A New York investment company is poised to acquire four General Motors Corp. parts plants as part of a plan to build a $1 billion independent parts supplier. Buyout-fund manager Joseph Littlejohn & Levy has emerged as the leading contender for the four automotive interior-parts factories with 5,700 employees, industry sources said.
The creation by JL&L of the fourth independent interior-systems company in North America is expected to heighten the already-intense competition in that $22 billion sector.
``I'm looking for the announcement of [the JL&L sale] to come pretty soon,'' said Whitey Hale, president of Local 326 of the United Auto Workers, which represents 1,000 workers at one of the plants in Flint, Mich.
Hale said company officials told him JL&L is the prospective buyer of the plants, which are part of GM's far-flung Delphi Automotive Systems. The plants are in Livonia, Mich.; Flint; and Windsor and Oshawa, Ontario.
Three of the four are involved to some extent in plastics processing: interior door panels are made in Livonia; bumper covers, consoles and other plastics components in Oshawa; seats and door panel trim in Windsor.
A JL&L spokesman declined to comment. Delphi spokeswoman Cheryl Kilborn said negotiations will be completed by year's end but declined to identify the buyer.

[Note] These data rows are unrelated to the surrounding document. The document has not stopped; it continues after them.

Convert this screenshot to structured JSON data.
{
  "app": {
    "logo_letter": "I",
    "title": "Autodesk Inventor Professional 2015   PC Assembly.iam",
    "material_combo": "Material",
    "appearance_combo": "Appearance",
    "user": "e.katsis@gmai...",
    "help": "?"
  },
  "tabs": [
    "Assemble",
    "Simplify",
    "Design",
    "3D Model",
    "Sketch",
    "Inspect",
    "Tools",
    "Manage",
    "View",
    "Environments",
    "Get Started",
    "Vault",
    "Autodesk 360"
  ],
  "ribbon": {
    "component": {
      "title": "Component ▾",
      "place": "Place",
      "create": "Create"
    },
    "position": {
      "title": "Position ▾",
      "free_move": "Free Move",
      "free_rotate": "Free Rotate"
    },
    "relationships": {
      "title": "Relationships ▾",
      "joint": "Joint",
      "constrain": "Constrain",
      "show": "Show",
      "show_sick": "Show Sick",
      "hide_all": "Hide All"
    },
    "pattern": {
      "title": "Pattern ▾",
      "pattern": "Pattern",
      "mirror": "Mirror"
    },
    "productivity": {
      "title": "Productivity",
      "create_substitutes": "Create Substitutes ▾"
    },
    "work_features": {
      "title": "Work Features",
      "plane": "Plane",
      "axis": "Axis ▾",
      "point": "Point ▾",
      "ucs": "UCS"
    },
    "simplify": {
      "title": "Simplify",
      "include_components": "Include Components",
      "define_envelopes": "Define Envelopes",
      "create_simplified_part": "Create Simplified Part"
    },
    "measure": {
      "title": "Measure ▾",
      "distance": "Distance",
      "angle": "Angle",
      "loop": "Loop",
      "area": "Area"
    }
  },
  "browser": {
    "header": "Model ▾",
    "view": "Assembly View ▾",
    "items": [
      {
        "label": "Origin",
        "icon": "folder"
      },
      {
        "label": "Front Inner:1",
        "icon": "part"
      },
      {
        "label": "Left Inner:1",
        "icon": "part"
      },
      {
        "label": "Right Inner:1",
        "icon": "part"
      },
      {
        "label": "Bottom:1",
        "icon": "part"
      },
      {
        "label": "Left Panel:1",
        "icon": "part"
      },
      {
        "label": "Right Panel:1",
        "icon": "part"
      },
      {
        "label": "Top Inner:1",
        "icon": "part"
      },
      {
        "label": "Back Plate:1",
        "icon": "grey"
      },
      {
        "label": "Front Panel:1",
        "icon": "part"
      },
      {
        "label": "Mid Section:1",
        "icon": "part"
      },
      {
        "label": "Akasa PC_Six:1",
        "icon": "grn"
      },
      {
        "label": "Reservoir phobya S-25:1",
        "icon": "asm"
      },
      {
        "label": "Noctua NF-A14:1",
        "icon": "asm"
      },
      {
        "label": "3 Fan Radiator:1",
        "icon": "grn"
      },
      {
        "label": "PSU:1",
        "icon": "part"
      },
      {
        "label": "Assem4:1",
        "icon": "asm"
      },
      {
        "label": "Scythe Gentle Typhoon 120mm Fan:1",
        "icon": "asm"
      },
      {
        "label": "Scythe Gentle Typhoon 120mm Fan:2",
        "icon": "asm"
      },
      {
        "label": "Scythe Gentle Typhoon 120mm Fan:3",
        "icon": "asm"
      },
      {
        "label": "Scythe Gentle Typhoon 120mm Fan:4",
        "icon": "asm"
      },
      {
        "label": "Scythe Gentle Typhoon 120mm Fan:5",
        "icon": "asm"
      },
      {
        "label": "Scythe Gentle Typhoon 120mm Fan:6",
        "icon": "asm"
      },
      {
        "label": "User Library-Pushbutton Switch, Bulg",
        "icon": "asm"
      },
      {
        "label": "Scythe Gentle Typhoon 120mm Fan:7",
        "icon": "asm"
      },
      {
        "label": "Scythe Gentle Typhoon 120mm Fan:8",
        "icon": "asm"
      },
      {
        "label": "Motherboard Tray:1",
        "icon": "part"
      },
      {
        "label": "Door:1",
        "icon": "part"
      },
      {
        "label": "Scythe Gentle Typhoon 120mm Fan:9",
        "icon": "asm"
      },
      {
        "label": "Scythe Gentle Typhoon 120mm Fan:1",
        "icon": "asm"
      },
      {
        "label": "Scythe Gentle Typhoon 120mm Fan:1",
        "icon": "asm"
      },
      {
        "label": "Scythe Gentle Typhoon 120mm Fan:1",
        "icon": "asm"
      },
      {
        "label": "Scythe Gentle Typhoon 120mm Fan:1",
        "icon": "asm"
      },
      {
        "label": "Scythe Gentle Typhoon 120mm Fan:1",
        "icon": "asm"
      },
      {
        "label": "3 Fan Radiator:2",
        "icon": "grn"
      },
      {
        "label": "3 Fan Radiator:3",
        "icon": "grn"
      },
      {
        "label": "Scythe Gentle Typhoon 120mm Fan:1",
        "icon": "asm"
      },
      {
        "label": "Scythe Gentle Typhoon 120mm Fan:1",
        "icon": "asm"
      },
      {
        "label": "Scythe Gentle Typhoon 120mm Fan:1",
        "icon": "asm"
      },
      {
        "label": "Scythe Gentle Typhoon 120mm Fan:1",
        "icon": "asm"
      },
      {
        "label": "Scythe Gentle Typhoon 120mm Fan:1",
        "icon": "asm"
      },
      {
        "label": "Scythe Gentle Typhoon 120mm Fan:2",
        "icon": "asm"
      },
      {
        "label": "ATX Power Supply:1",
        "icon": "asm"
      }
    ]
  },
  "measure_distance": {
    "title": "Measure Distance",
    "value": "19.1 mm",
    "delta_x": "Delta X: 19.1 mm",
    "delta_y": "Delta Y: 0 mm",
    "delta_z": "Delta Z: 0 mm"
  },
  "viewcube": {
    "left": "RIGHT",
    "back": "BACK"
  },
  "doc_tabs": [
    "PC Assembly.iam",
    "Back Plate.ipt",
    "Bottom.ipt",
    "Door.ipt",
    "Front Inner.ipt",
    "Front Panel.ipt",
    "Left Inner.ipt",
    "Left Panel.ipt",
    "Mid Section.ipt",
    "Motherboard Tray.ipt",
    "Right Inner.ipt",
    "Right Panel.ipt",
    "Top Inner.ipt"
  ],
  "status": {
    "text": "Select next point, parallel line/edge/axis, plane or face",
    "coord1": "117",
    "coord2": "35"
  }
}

In a statement, she stressed the ``ongoing job opportunities'' that would be preserved by a change in ownership.
``In those cases where we have identified a business being for sale, we have found buyers who have dedicated substantial resources to the business, provided a secure livelihood for the employees and contributed significantly to the respective communities,'' she said.
Industry sources say JL&L, which raised more than $400 million in capital in recent years for its acquisition moves, already has tapped a prominent turnaround specialist to operate the new company. He is Edward Gulda, who last served as group chief executive officer of Kelsey-Hayes, industry sources said. Kelsey-Hayes since has become a unit of Varity Corp.
Gulda and JL&L are expected to obtain GM contracts while they seek new business from Ford Motor Co., Chrysler Corp. and Japanese automakers operating in this country. The Delphi plants build door hardware, instrument panels, seat assemblies and interior door panels.
Cliff Roesler, a vice president of investment banker W.Y. Campbell & Co. in Detroit, said he was not surprised by JL&L's reported involvement. The firm is an accomplished turnaround specialist with unusual efforts because the auto industry is relatively closed to nonautomotive buyers.
But JL&L executives face a challenge. The Delphi plants are among those known as the ``12 uglies'' around GM. Because of their marginal profitability, they were operating under the threat of closure or sale. When GM-UAW efforts to improve productivity failed, they were put up for sale earlier this year.
Despite the plants' high costs -UAW wages and benefits that analysts say cost the Big Three an estimated $43 an hour - JL&L still must meet the automaker's production, quality and price demands.
JL&L is expected to retain most of the Delphi workers and the GM-UAW national contract, industry and union sources said. Surplus Delphi workers would be absorbed by GM, the sources said. Such a move is designed to lessen UAW resistance. Reg McGhee, a UAW international representative, declined comment.
The investment company is counting on its track record to persuade GM. Private JL&L quietly has become a major automotive-industry player.
In 1986, JL&L acquired and turned around the troubled Okemos, Mich.-based Motor Wheel Corp. and invested $40 million in equity to pay down debt. Earlier this year, Motor Wheel merged with Hayes Wheels International Inc. of Romulus, Mich., with JL&L retaining a 43 percent stake.
The merger created a major supplier of wheel and brake components, with estimated sales this year of $1 billion.
JL&L is expected to keep the Delphi plants separate from Hayes Wheels, said industry sources. This newest venture will face ferocious competition, analysts say.
Lear Corp., the automotive group of Johnson Controls Inc., and to a lesser extent Magna International Inc., dominate the automotive-interiors industry, known for its massive investments and thin profit margins.
Analyst Jesse Levine said JL&L's venture will require GM help.
``We would infer that they have a supply arrangement with GM so they can count on GM for revenue while they try to diversify their customer base faster than Delphi aimed,'' said Levine, with the Ann Arbor, Mich., office of Seidman & Co. Inc.
Roesler said JL&L also avoids stepping into operating roles at its companies. The company instead looks to experienced industry insiders to make operating decisions, as it has at Hayes Wheels.
Roesler said JL&L maintains ``a stable of auto executives to put into their deals ... and Gulda is a first-class operator.''